**Instructions for the task**: Go through the listing below and list every line with "description".

**Source records**:

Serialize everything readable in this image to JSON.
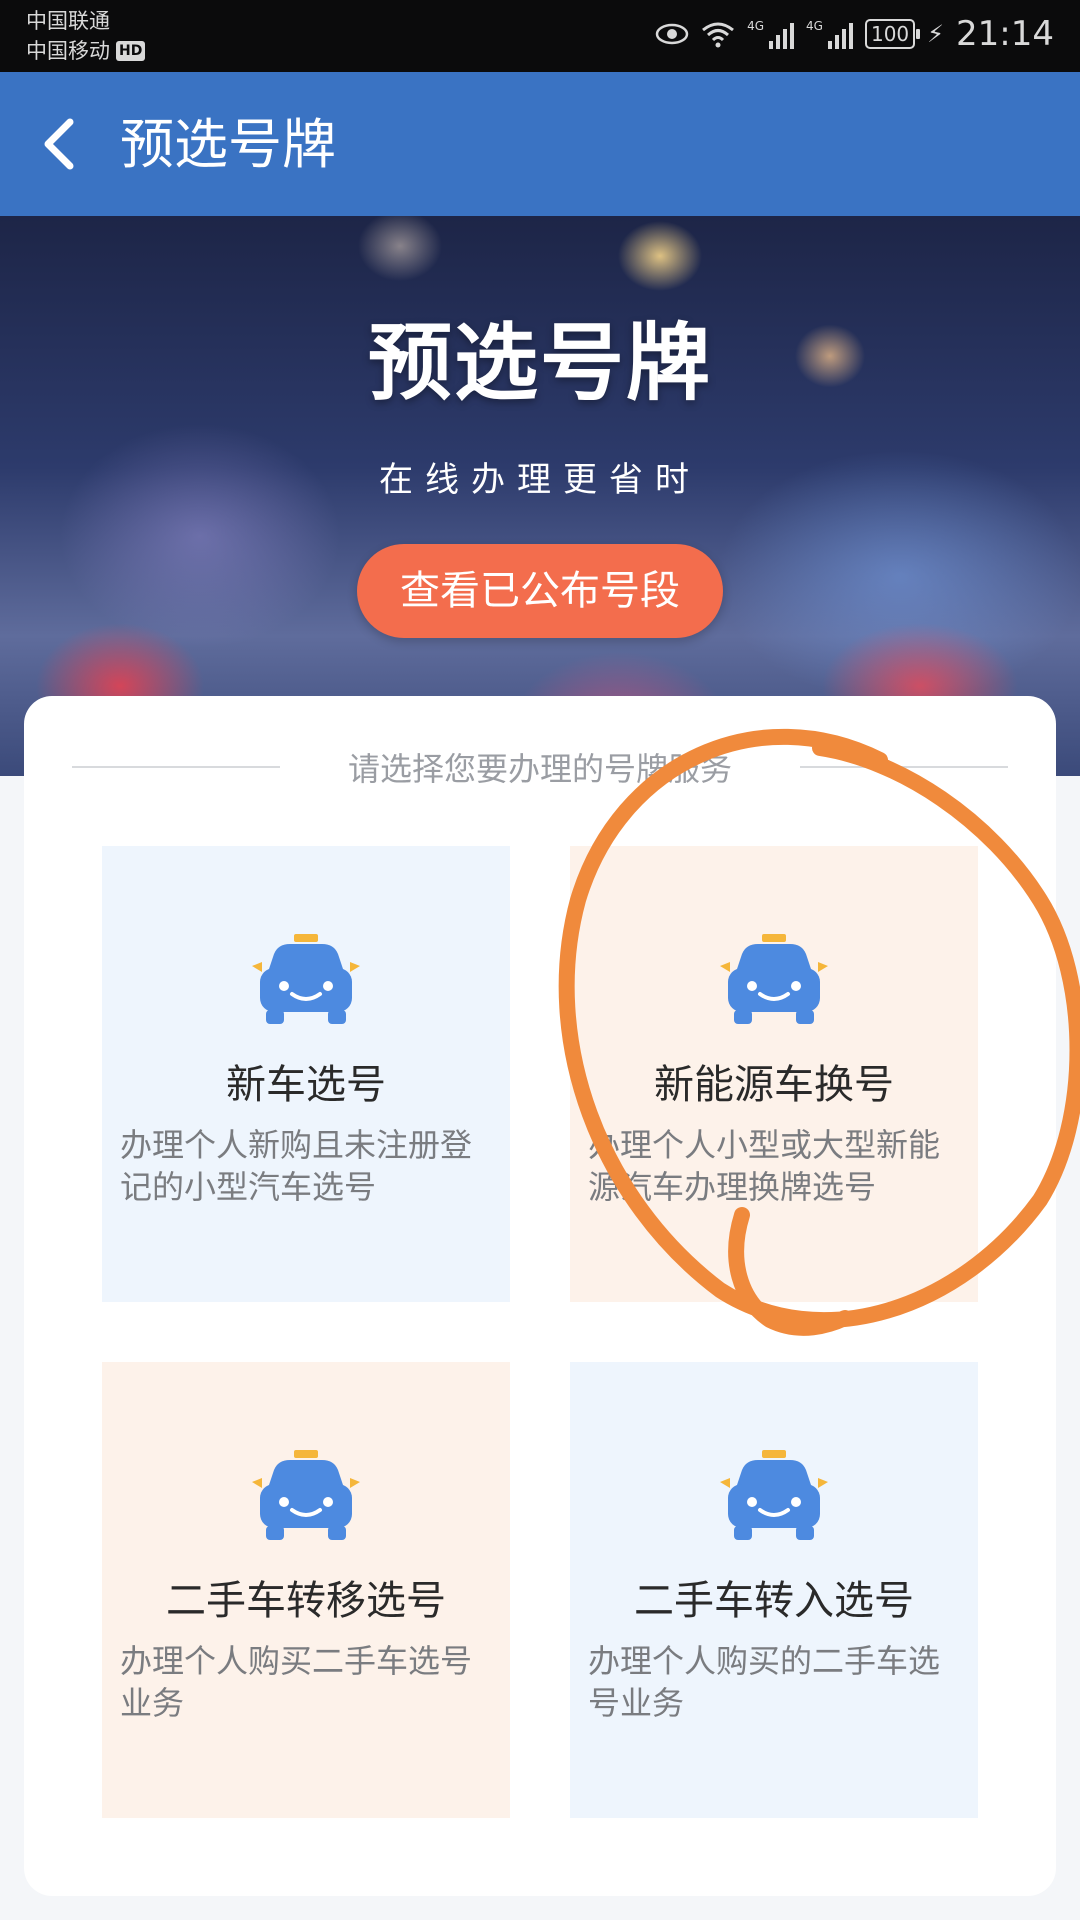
{
  "status_bar": {
    "carrier_1": "中国联通",
    "carrier_2": "中国移动",
    "hd_badge": "HD",
    "network_1": "4G",
    "network_2": "4G",
    "battery": "100",
    "time": "21:14"
  },
  "app_bar": {
    "title": "预选号牌"
  },
  "hero": {
    "title": "预选号牌",
    "subtitle": "在线办理更省时",
    "button_label": "查看已公布号段"
  },
  "services": {
    "section_title": "请选择您要办理的号牌服务",
    "items": [
      {
        "title": "新车选号",
        "description": "办理个人新购且未注册登记的小型汽车选号",
        "tone": "blue"
      },
      {
        "title": "新能源车换号",
        "description": "办理个人小型或大型新能源汽车办理换牌选号",
        "tone": "peach"
      },
      {
        "title": "二手车转移选号",
        "description": "办理个人购买二手车选号业务",
        "tone": "peach"
      },
      {
        "title": "二手车转入选号",
        "description": "办理个人购买的二手车选号业务",
        "tone": "blue"
      }
    ]
  },
  "colors": {
    "app_bar": "#3a73c3",
    "hero_button": "#f36d4d",
    "annotation": "#f08a3c",
    "car_icon": "#4d8ae0",
    "taxi_sign": "#f5b63a"
  },
  "icons": {
    "back": "chevron-left-icon",
    "tile": "taxi-car-icon"
  }
}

**Result for this task**:
        "description": "办理个人新购且未注册登记的小型汽车选号",
        "description": "办理个人小型或大型新能源汽车办理换牌选号",
        "description": "办理个人购买二手车选号业务",
        "description": "办理个人购买的二手车选号业务",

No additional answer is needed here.